How tourism can grow in a climate-safe world

A new independent report, Envisioning Tourism in 2030 & Beyond, urges the tourism and transportation sector to unite and take full account of its greenhouse gas emission.

This could mean:

  • more governments including international aviation emissions in their Paris Agreement plans;
  • tourist boards and travel companies targeting a greater proportion of short-haul customers and bringing net zero products to market;
  • investing in greener forms of transport which are adopted and promoted by the travel industry;
  • relying less on offsetting as a “sticking plaster” solution, focusing instead on decarbonisation;
  • fair policies that allow for differences in destinations around the world;
  • slowing the expected rapid growth in aviation, with limits on the number of long-haul flights.

The report, published by the Travel Foundation with the Centre of Expertise in Leisure, Tourism and Hospitality, Breda University of Applied Sciences, the European Tourism Futures Institute, and the Netherlands Board of Tourism and Conventions, models the impact of different interventions. This includes technological advances, electrification, and alternative fuels. The report shows these could have the greatest impact on reducing CO2 in the decades ahead. The aim of the report is to provide signatories of the global initiative, the Glasgow Declaration on Climate Action in Tourism, with a positive vision of tourism which achieves net zero by 2050.

The researchers describe a global scenario where the shape of tourism shifts, as future growth comes from the areas of tourism most ready to decarbonise. For instance, a traveller might take the same number or more trips a year, but they will typically be travelling shorter distances, opening up opportunities for businesses to target closer-proximity travellers. As well as flying, they will use more rail, electric car, coach and ferry options for their holidays. Those who travel long-haul will take fewer long-distance trips but are more likely to stay longer, in energy efficient accommodation.

Chief among the report’s recommendations is the need to include all emissions in tourism’s decarbonisation efforts. The report also calls for a global plan to optimise tourism’s growth and distribution flows in a way that is equitable and compatible with climate targets, given that limits on the number of flights are needed. Without this, the report modelling shows that emissions from longest-haul flights will quadruple by 2050, accounting for 41% of tourism’s total emissions, yet only 4% of trips.

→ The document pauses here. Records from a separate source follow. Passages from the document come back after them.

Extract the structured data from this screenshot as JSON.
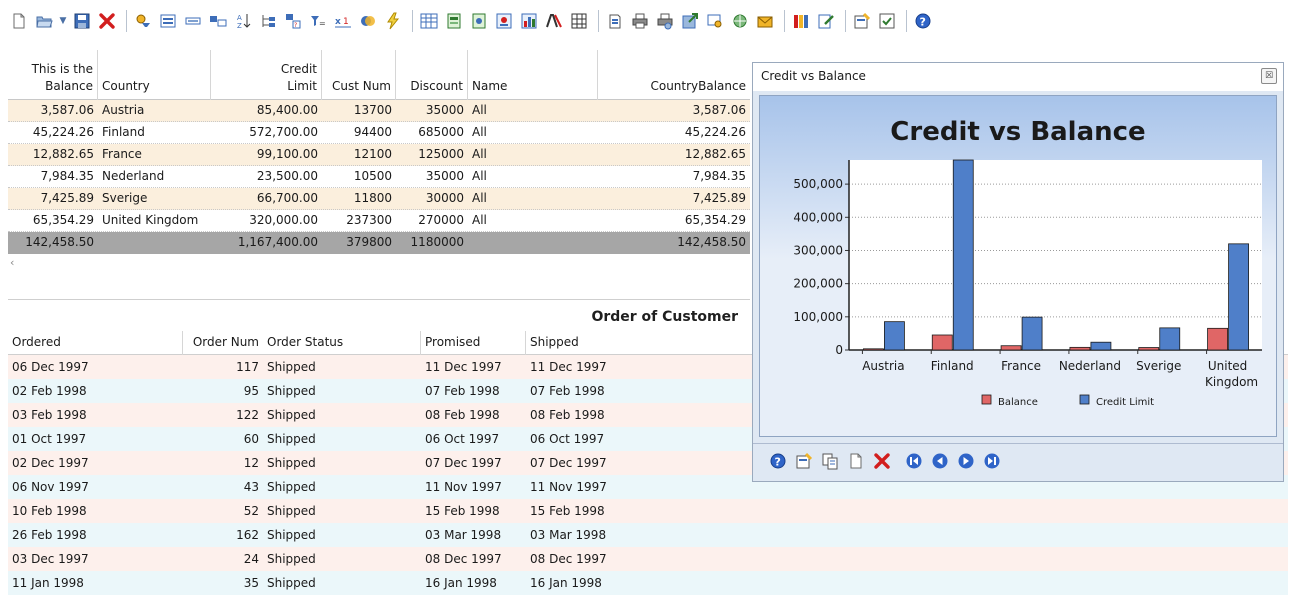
{
  "toolbar": {
    "buttons": [
      {
        "icon": "new-page-icon"
      },
      {
        "icon": "open-folder-icon"
      },
      {
        "icon": "save-icon"
      },
      {
        "icon": "delete-icon"
      },
      {
        "icon": "filter-icon"
      },
      {
        "icon": "form-view-icon"
      },
      {
        "icon": "field-icon"
      },
      {
        "icon": "field-group-icon"
      },
      {
        "icon": "sort-az-icon"
      },
      {
        "icon": "tree-icon"
      },
      {
        "icon": "lookup-icon"
      },
      {
        "icon": "where-icon"
      },
      {
        "icon": "formula-icon"
      },
      {
        "icon": "join-icon"
      },
      {
        "icon": "lightning-icon"
      },
      {
        "icon": "grid-report-icon"
      },
      {
        "icon": "report-icon"
      },
      {
        "icon": "report-wizard-icon"
      },
      {
        "icon": "label-report-icon"
      },
      {
        "icon": "chart-report-icon"
      },
      {
        "icon": "crosstab-icon"
      },
      {
        "icon": "matrix-icon"
      },
      {
        "icon": "print-setup-icon"
      },
      {
        "icon": "print-icon"
      },
      {
        "icon": "print-preview-icon"
      },
      {
        "icon": "export-icon"
      },
      {
        "icon": "preview-icon"
      },
      {
        "icon": "web-icon"
      },
      {
        "icon": "mail-icon"
      },
      {
        "icon": "books-icon"
      },
      {
        "icon": "edit-book-icon"
      },
      {
        "icon": "properties-icon"
      },
      {
        "icon": "checklist-icon"
      },
      {
        "icon": "help-icon"
      }
    ]
  },
  "customers": {
    "columns": [
      "This is the\nBalance",
      "Country",
      "Credit\nLimit",
      "Cust Num",
      "Discount",
      "Name",
      "CountryBalance"
    ],
    "rows": [
      {
        "balance": "3,587.06",
        "country": "Austria",
        "credit": "85,400.00",
        "cust": "13700",
        "discount": "35000",
        "name": "All",
        "cbal": "3,587.06"
      },
      {
        "balance": "45,224.26",
        "country": "Finland",
        "credit": "572,700.00",
        "cust": "94400",
        "discount": "685000",
        "name": "All",
        "cbal": "45,224.26"
      },
      {
        "balance": "12,882.65",
        "country": "France",
        "credit": "99,100.00",
        "cust": "12100",
        "discount": "125000",
        "name": "All",
        "cbal": "12,882.65"
      },
      {
        "balance": "7,984.35",
        "country": "Nederland",
        "credit": "23,500.00",
        "cust": "10500",
        "discount": "35000",
        "name": "All",
        "cbal": "7,984.35"
      },
      {
        "balance": "7,425.89",
        "country": "Sverige",
        "credit": "66,700.00",
        "cust": "11800",
        "discount": "30000",
        "name": "All",
        "cbal": "7,425.89"
      },
      {
        "balance": "65,354.29",
        "country": "United Kingdom",
        "credit": "320,000.00",
        "cust": "237300",
        "discount": "270000",
        "name": "All",
        "cbal": "65,354.29"
      }
    ],
    "total": {
      "balance": "142,458.50",
      "credit": "1,167,400.00",
      "cust": "379800",
      "discount": "1180000",
      "cbal": "142,458.50"
    },
    "scroll_left": "‹"
  },
  "orders": {
    "caption": "Order of Customer",
    "columns": [
      "Ordered",
      "Order Num",
      "Order Status",
      "Promised",
      "Shipped"
    ],
    "rows": [
      {
        "ordered": "06 Dec 1997",
        "num": "117",
        "status": "Shipped",
        "promised": "11 Dec 1997",
        "shipped": "11 Dec 1997"
      },
      {
        "ordered": "02 Feb 1998",
        "num": "95",
        "status": "Shipped",
        "promised": "07 Feb 1998",
        "shipped": "07 Feb 1998"
      },
      {
        "ordered": "03 Feb 1998",
        "num": "122",
        "status": "Shipped",
        "promised": "08 Feb 1998",
        "shipped": "08 Feb 1998"
      },
      {
        "ordered": "01 Oct 1997",
        "num": "60",
        "status": "Shipped",
        "promised": "06 Oct 1997",
        "shipped": "06 Oct 1997"
      },
      {
        "ordered": "02 Dec 1997",
        "num": "12",
        "status": "Shipped",
        "promised": "07 Dec 1997",
        "shipped": "07 Dec 1997"
      },
      {
        "ordered": "06 Nov 1997",
        "num": "43",
        "status": "Shipped",
        "promised": "11 Nov 1997",
        "shipped": "11 Nov 1997"
      },
      {
        "ordered": "10 Feb 1998",
        "num": "52",
        "status": "Shipped",
        "promised": "15 Feb 1998",
        "shipped": "15 Feb 1998"
      },
      {
        "ordered": "26 Feb 1998",
        "num": "162",
        "status": "Shipped",
        "promised": "03 Mar 1998",
        "shipped": "03 Mar 1998"
      },
      {
        "ordered": "03 Dec 1997",
        "num": "24",
        "status": "Shipped",
        "promised": "08 Dec 1997",
        "shipped": "08 Dec 1997"
      },
      {
        "ordered": "11 Jan 1998",
        "num": "35",
        "status": "Shipped",
        "promised": "16 Jan 1998",
        "shipped": "16 Jan 1998"
      }
    ]
  },
  "chart_window": {
    "title": "Credit vs Balance",
    "close_label": "☒",
    "nav_buttons": [
      "help-icon",
      "properties-icon",
      "copy-icon",
      "new-page-icon",
      "delete-icon",
      "first-record-icon",
      "previous-record-icon",
      "next-record-icon",
      "last-record-icon"
    ]
  },
  "chart_data": {
    "type": "bar",
    "title": "Credit vs Balance",
    "categories": [
      "Austria",
      "Finland",
      "France",
      "Nederland",
      "Sverige",
      "United Kingdom"
    ],
    "category_lines": [
      [
        "Austria"
      ],
      [
        "Finland"
      ],
      [
        "France"
      ],
      [
        "Nederland"
      ],
      [
        "Sverige"
      ],
      [
        "United",
        "Kingdom"
      ]
    ],
    "series": [
      {
        "name": "Balance",
        "color": "#e06666",
        "values": [
          3587.06,
          45224.26,
          12882.65,
          7984.35,
          7425.89,
          65354.29
        ]
      },
      {
        "name": "Credit Limit",
        "color": "#4f7fc9",
        "values": [
          85400,
          572700,
          99100,
          23500,
          66700,
          320000
        ]
      }
    ],
    "ylim": [
      0,
      572700
    ],
    "yticks": [
      0,
      100000,
      200000,
      300000,
      400000,
      500000
    ],
    "ytick_labels": [
      "0",
      "100,000",
      "200,000",
      "300,000",
      "400,000",
      "500,000"
    ],
    "grid": true,
    "legend": "bottom"
  },
  "colors": {
    "row_alt": "#fbefdd",
    "total_row": "#a6a6a6",
    "order_pink": "#fdf0ec",
    "order_blue": "#ebf7fa"
  }
}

In addition, alternative forms of transport such as rail, ferry, coach and electric cars will require major investment. The report highlights implications for each industry sector to consider, including aviation, rail, tour operators, accommodation providers, tourist boards and the car and ferry industries, as well as the need to influence other key sectors which tourism relies on.

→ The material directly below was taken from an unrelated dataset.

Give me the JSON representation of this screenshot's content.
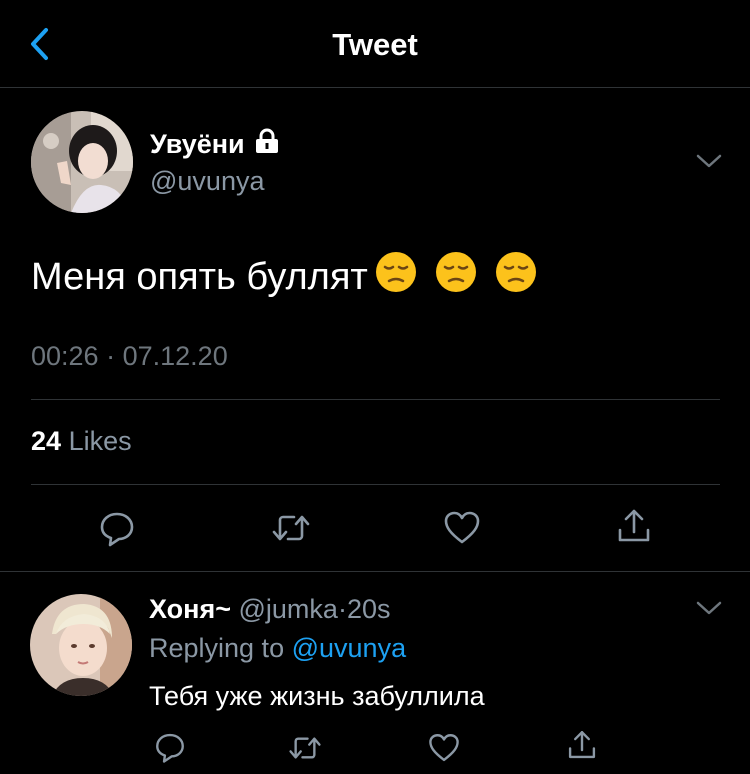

Read more?

For the international press release and the underlying report, please visit the Travel Foundation website. You can download the detailed summary here.